- Directions
Search the material below for the word "Caméra". Copy every line where it is found.
[Opening Data shown section]
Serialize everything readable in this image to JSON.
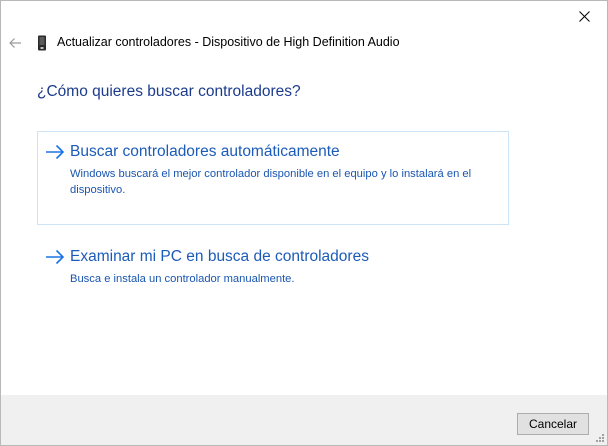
{
  "window": {
    "title": "Actualizar controladores - Dispositivo de High Definition Audio",
    "close_icon": "close-icon",
    "back_icon": "back-arrow-icon",
    "device_icon": "device-icon"
  },
  "main": {
    "heading": "¿Cómo quieres buscar controladores?",
    "options": [
      {
        "title": "Buscar controladores automáticamente",
        "description": "Windows buscará el mejor controlador disponible en el equipo y lo instalará en el dispositivo.",
        "icon": "arrow-right-icon",
        "highlighted": true
      },
      {
        "title": "Examinar mi PC en busca de controladores",
        "description": "Busca e instala un controlador manualmente.",
        "icon": "arrow-right-icon",
        "highlighted": false
      }
    ]
  },
  "footer": {
    "cancel_label": "Cancelar"
  },
  "colors": {
    "heading": "#1c3b8c",
    "link": "#1c5bb8",
    "arrow": "#1a73e8",
    "highlight_border": "#cde3f7",
    "footer_bg": "#f0f0f0"
  }
}
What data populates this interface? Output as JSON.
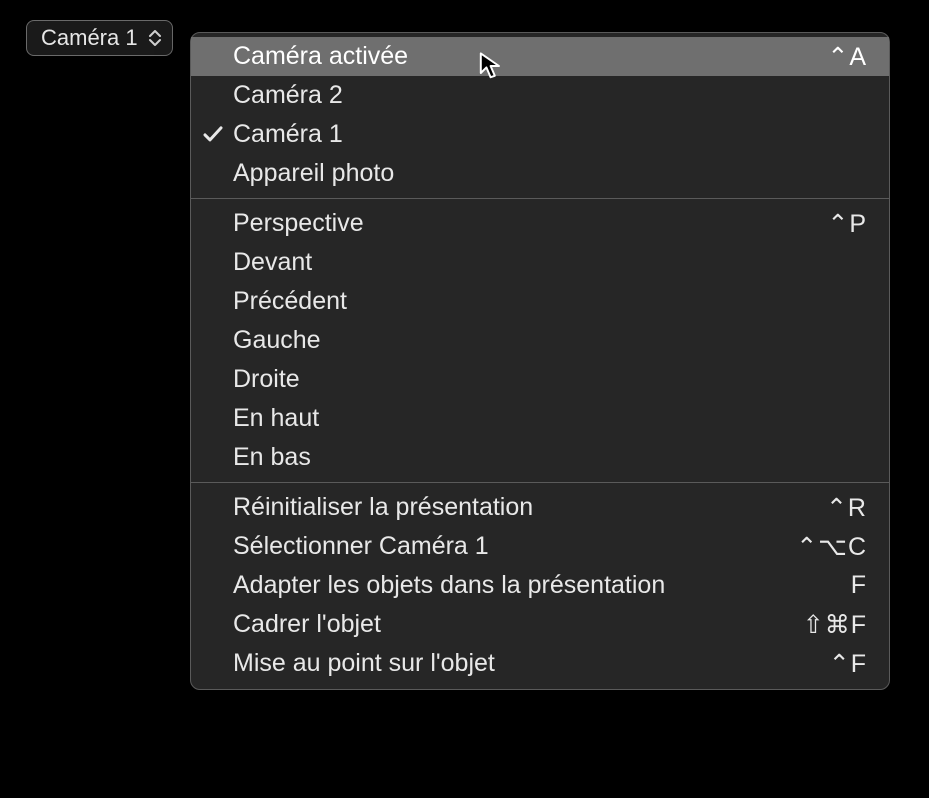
{
  "trigger": {
    "label": "Caméra 1"
  },
  "menu": {
    "sections": [
      {
        "items": [
          {
            "label": "Caméra activée",
            "shortcut": "⌃A",
            "checked": false,
            "highlight": true
          },
          {
            "label": "Caméra 2",
            "shortcut": "",
            "checked": false,
            "highlight": false
          },
          {
            "label": "Caméra 1",
            "shortcut": "",
            "checked": true,
            "highlight": false
          },
          {
            "label": "Appareil photo",
            "shortcut": "",
            "checked": false,
            "highlight": false
          }
        ]
      },
      {
        "items": [
          {
            "label": "Perspective",
            "shortcut": "⌃P",
            "checked": false,
            "highlight": false
          },
          {
            "label": "Devant",
            "shortcut": "",
            "checked": false,
            "highlight": false
          },
          {
            "label": "Précédent",
            "shortcut": "",
            "checked": false,
            "highlight": false
          },
          {
            "label": "Gauche",
            "shortcut": "",
            "checked": false,
            "highlight": false
          },
          {
            "label": "Droite",
            "shortcut": "",
            "checked": false,
            "highlight": false
          },
          {
            "label": "En haut",
            "shortcut": "",
            "checked": false,
            "highlight": false
          },
          {
            "label": "En bas",
            "shortcut": "",
            "checked": false,
            "highlight": false
          }
        ]
      },
      {
        "items": [
          {
            "label": "Réinitialiser la présentation",
            "shortcut": "⌃R",
            "checked": false,
            "highlight": false
          },
          {
            "label": "Sélectionner Caméra 1",
            "shortcut": "⌃⌥C",
            "checked": false,
            "highlight": false
          },
          {
            "label": "Adapter les objets dans la présentation",
            "shortcut": "F",
            "checked": false,
            "highlight": false
          },
          {
            "label": "Cadrer l'objet",
            "shortcut": "⇧⌘F",
            "checked": false,
            "highlight": false
          },
          {
            "label": "Mise au point sur l'objet",
            "shortcut": "⌃F",
            "checked": false,
            "highlight": false
          }
        ]
      }
    ]
  }
}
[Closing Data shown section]
- Exercise answer
    "label": "Caméra 1"
            "label": "Caméra activée",
            "label": "Caméra 2",
            "label": "Caméra 1",
            "label": "Sélectionner Caméra 1",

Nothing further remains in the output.